Raw data Start Marker
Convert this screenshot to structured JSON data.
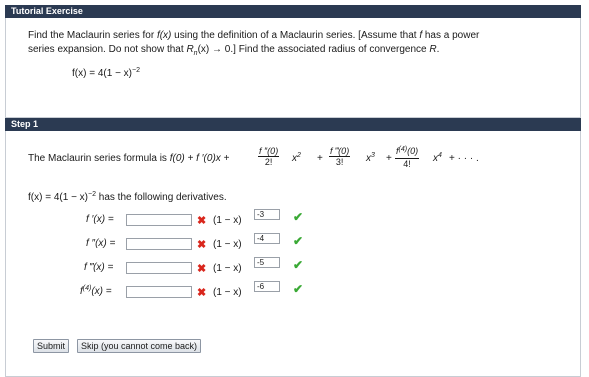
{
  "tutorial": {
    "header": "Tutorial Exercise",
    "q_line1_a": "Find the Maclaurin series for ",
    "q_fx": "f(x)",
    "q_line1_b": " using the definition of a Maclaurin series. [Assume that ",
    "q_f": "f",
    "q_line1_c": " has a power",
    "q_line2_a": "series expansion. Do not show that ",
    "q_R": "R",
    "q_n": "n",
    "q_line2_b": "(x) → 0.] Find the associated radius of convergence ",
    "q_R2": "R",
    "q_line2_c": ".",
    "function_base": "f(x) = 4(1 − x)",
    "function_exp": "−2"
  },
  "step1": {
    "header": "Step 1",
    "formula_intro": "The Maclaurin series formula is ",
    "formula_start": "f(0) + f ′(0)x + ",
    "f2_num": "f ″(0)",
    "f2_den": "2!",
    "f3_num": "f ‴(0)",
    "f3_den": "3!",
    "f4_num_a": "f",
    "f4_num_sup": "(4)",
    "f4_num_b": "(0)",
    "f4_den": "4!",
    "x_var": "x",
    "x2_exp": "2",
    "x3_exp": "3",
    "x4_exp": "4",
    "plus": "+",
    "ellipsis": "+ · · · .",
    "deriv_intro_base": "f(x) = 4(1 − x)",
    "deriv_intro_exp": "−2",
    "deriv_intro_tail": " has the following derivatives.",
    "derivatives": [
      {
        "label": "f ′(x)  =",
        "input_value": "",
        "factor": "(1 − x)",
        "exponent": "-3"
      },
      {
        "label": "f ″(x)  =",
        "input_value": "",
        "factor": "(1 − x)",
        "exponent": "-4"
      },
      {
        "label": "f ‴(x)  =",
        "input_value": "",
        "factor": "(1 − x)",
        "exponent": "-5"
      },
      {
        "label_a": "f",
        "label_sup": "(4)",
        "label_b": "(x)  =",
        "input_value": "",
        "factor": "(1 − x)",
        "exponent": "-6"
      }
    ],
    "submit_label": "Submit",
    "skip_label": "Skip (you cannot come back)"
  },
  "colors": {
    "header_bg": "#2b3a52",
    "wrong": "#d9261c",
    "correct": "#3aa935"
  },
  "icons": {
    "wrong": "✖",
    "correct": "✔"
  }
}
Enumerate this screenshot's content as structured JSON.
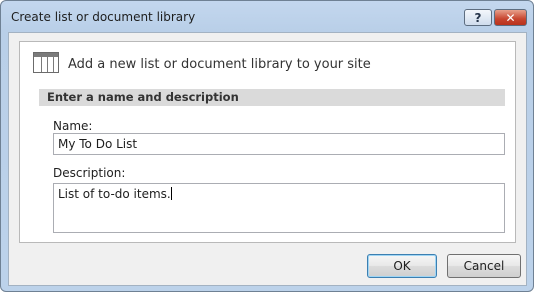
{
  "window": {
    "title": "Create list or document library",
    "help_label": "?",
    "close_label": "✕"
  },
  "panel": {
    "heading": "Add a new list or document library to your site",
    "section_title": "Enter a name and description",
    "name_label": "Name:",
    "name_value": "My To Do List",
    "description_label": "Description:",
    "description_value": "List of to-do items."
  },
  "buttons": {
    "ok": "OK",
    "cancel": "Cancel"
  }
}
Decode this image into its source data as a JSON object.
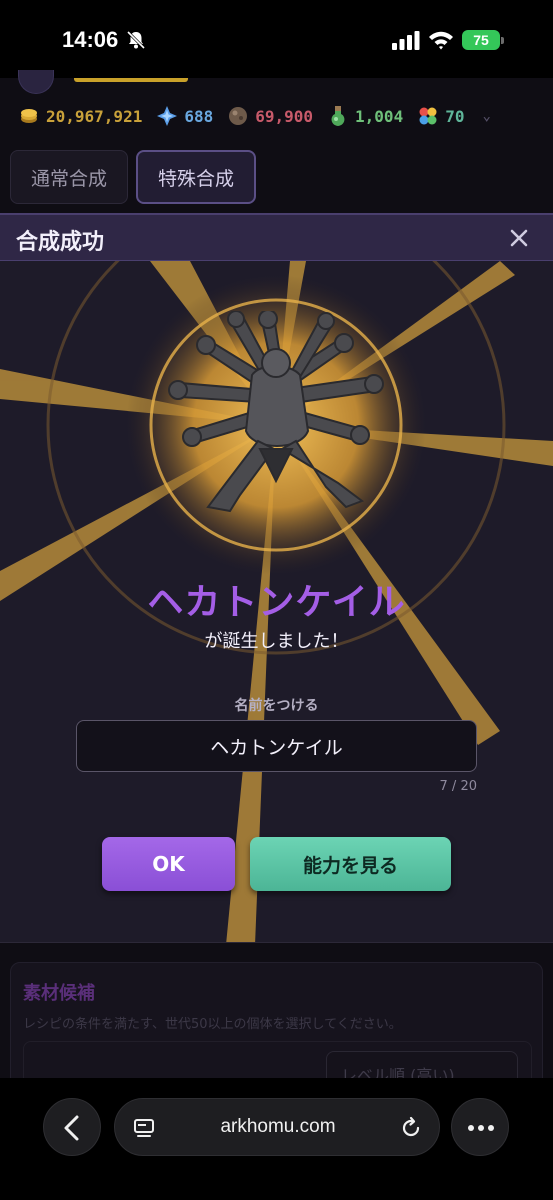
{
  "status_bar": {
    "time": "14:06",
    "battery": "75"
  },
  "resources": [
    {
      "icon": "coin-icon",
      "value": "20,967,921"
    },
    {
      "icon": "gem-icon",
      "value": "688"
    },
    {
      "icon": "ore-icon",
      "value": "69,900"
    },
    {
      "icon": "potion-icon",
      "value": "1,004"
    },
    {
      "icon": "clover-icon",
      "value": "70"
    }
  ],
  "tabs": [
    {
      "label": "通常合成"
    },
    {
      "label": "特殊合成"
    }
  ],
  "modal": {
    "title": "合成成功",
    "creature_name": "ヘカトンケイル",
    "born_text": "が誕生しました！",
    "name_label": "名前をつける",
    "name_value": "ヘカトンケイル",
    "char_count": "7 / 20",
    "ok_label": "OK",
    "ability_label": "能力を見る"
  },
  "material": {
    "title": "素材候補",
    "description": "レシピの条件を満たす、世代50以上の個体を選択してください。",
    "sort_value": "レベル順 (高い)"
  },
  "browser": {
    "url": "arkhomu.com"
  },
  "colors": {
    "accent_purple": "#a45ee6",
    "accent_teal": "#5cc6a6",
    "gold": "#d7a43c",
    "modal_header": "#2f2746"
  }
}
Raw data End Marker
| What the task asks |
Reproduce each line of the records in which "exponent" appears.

| Output for this exercise |
        "exponent": "-3"
        "exponent": "-4"
        "exponent": "-5"
        "exponent": "-6"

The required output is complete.